However, as we have seen above, FDI inflows have in the past been correlated with increased trade and an expanding Russian market. In the current environment, where imports with the West declined by 30-40 percent in the last year, GDP fell by around 4 percent, and the drop in consumers’ real incomes have reached double digits in recent months, it is hard to see any macro factors that will drive FDI inflows.
Instead, attracting FDI in this macro environment requires policy changes that remove political and institutional barriers to investments. The first step is to fulfill the Minsk agreement and contribute to a peaceful solution in Ukraine that is consistent with international laws. This would not only remove official sanctions but also provide a very serious signal to foreign investors that Russia plays by the international rulebook and is a safe place for investments from any country.
The second part of an FDI-friendly reform package should address the institutional weaknesses that in the past have reduced both foreign and domestic investments. It is telling that many papers that look at the determinants of FDI flows to transition countries include a ‘Russia dummy’ that is estimated to be negative and both statistically and economically significant (see e.g. Bevan, Estrin and Meyer, 2004 and Frenkel, Funke, and Stadtmann, 2004). One factor that reduces the significance of the ‘Russia dummy’ is related to how laws are implemented. Other studies point to the negative effect corruption has on FDI.

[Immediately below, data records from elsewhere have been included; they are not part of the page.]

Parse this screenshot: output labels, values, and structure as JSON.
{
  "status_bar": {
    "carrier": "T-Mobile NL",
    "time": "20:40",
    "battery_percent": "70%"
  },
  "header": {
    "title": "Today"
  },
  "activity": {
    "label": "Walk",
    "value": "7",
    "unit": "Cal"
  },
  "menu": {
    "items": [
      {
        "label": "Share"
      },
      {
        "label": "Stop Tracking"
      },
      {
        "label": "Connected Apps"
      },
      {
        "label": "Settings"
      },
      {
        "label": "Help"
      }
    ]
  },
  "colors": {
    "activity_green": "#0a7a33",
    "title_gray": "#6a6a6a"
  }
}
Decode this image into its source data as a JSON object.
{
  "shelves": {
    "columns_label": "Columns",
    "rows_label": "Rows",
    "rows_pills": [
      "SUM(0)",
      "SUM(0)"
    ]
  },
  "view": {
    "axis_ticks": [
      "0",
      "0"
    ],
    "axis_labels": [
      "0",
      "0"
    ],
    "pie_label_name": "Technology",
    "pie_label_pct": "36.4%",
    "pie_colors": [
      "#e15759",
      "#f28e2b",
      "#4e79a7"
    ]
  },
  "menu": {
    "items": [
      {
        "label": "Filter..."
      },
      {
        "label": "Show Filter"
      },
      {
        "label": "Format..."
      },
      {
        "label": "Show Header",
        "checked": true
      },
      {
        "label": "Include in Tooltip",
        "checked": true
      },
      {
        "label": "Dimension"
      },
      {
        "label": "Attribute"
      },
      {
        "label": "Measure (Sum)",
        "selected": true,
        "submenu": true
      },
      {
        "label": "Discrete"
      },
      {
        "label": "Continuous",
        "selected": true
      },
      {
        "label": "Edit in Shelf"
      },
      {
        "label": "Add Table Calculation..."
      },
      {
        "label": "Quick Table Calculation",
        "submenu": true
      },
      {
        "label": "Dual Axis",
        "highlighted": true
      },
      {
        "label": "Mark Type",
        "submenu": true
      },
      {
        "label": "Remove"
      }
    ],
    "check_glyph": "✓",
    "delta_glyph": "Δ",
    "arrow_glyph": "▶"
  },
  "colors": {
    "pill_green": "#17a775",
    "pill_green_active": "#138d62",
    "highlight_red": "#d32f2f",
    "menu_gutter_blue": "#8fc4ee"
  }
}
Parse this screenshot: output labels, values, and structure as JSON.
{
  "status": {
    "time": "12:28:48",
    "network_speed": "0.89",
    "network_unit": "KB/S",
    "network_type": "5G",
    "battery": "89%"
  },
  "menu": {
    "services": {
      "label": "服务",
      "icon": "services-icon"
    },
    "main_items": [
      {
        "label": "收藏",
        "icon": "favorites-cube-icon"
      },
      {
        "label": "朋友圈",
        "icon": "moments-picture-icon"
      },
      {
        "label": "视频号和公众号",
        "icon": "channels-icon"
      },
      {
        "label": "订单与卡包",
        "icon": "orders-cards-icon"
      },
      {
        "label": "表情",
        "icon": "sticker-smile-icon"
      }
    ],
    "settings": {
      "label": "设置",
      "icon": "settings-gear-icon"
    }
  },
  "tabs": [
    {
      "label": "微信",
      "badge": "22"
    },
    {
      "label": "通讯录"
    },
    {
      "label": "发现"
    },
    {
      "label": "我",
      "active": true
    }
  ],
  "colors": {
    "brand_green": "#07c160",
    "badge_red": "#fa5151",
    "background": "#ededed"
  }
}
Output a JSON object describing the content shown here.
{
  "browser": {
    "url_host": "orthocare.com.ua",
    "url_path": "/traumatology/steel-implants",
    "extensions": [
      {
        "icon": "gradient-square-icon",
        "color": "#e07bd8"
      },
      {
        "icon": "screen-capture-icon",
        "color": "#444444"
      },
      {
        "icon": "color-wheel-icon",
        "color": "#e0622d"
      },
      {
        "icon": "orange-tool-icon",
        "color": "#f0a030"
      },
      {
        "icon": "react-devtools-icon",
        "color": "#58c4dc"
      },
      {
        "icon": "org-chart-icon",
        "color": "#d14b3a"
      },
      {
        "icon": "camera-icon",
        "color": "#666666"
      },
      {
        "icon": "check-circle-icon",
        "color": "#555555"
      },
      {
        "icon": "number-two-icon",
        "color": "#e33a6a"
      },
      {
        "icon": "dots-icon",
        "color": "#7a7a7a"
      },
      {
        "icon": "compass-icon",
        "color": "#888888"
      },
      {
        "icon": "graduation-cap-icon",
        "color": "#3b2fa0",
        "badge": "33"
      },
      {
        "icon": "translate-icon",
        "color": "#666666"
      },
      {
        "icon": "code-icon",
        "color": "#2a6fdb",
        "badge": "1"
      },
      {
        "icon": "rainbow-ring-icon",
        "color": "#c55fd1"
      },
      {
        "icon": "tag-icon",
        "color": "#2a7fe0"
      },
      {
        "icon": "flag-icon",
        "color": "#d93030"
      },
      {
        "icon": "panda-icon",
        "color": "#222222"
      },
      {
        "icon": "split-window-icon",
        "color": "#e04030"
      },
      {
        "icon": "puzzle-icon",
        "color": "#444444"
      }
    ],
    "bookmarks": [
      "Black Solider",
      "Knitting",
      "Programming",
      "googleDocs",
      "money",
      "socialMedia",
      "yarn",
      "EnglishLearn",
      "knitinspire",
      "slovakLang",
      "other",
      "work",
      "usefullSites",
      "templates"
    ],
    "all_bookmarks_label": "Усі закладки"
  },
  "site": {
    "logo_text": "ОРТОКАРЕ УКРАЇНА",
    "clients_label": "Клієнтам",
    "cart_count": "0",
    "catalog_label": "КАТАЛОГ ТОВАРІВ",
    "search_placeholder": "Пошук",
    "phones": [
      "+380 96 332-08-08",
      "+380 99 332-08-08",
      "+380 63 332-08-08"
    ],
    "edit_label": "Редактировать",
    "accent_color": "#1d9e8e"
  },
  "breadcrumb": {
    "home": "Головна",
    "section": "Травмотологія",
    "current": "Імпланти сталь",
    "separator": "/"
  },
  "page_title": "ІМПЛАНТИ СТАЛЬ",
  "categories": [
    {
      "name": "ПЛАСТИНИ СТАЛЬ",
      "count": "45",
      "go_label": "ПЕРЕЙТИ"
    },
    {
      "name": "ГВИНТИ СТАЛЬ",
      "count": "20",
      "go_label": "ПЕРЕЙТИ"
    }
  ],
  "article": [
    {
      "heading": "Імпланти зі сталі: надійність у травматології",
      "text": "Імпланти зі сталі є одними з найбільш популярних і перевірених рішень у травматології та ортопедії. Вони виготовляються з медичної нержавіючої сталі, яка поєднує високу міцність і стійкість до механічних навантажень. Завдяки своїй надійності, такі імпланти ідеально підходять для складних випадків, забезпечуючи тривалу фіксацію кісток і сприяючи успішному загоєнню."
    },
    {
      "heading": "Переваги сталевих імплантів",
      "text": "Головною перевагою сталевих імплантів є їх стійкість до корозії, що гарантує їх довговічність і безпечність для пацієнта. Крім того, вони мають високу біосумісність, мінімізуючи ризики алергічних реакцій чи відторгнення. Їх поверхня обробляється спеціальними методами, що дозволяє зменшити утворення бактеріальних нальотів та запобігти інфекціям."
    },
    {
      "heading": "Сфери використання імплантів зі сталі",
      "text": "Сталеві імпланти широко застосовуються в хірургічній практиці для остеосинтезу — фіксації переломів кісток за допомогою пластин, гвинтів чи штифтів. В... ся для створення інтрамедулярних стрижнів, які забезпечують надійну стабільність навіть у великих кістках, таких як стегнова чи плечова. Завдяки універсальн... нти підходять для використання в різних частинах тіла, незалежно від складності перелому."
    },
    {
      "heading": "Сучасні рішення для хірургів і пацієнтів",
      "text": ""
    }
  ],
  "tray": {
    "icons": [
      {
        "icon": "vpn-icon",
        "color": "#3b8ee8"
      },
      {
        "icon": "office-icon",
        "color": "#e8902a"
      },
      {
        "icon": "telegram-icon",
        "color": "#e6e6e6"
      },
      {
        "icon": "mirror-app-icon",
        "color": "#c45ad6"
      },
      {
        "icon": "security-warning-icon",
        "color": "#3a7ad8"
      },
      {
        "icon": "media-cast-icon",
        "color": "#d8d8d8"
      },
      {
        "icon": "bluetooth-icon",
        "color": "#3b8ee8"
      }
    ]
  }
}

Reducing corruption and improving the rule of law are some of the key reforms that would have benefits far beyond attracting FDI and has been part of the Russian reform discussion for a very long time. It was also part of the reform program that then-President Medvedev presented to deal with the situation in 2009 together with a long list of other structural reforms that would help modernize the Russian economy and society more generally.
As the saying goes, don’t waste a good crisis! It is time that Russia implements these long-overdue reforms and creates the prospering economy that the people of Russia would benefit from for many generations.
- Becker, T, 2016, “The Nature of Swedish-Russian Capital Flows”, SITE Working paper 35, March.
- Bevan, A, Estrin, S & Meyer, K 2004, “Foreign investment location and institutional development in transition economies”, International Business Review, vol. 13, no. 1, pp.43-64.
- Frenkel, M, Funke, K & Stadtmann, G 2004, “A panel analysis of bilateral FDI flows to emerging economies”, Economic Systems, vol. 28, no. 3, pp. 281-300.